Successive cycles of violence and aggression are not limited to this particular minority community, but recur in oppressive circumstances elsewhere. In its reference to the narrative and lyrical traditions of the Persian people and the region, Ali’s work recollects both the triumph of civilizations past and the turmoil and aftermath of conquest. Yet in spite of loss, there linger traces of individual and cultural memory, of which the return of the Rustam is one. Layered in these works are excerpts from epic poems and literary references to Persian and Afghan history and culture, keys to meaning that the violence of contemporary conflict cannot efface.
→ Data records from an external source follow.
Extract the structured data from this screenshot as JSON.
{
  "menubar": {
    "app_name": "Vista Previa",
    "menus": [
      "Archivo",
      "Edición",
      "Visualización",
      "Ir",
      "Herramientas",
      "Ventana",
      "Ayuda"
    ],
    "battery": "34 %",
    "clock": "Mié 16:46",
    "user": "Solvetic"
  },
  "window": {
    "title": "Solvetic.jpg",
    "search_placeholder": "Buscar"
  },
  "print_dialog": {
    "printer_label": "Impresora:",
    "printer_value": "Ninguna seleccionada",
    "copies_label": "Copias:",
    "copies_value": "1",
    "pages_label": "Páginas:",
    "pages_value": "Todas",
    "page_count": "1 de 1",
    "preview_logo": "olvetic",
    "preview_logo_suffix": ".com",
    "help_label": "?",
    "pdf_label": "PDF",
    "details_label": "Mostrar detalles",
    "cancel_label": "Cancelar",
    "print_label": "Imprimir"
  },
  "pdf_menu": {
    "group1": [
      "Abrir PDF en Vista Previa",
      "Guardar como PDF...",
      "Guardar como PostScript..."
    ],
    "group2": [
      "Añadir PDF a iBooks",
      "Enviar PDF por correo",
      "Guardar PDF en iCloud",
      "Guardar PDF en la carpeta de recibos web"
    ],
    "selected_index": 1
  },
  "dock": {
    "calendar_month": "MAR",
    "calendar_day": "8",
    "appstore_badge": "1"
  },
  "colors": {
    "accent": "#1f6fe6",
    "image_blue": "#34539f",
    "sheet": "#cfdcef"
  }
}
Also depicted in the series of paintings are the silent and empty alcoves in cliffs that were once occupied by the Bamiyan Buddhas in Afghanistan. Though these 6th-century statues were destroyed in 2001, their physical absence, like that of the Rustam, has a haunting aura of its own.
Following the style of miniature painting, and in particular the technique of neem rang (half-color), the artist uses traditional methods of production including pigmentation with gold and silver leaf. This traditional South Asian aesthetic, now also marked by Persian influences, is a form of Mughal painting that was once used in illustrated texts, primarily to represent royalty, battles, and legends. The rich and sensitive detailing of these historical portraits is, like the literary epic, revived in Ali’s work, which accords the traditional practice a contemporary relevance by aligning its cultural significance with the circumstances of today.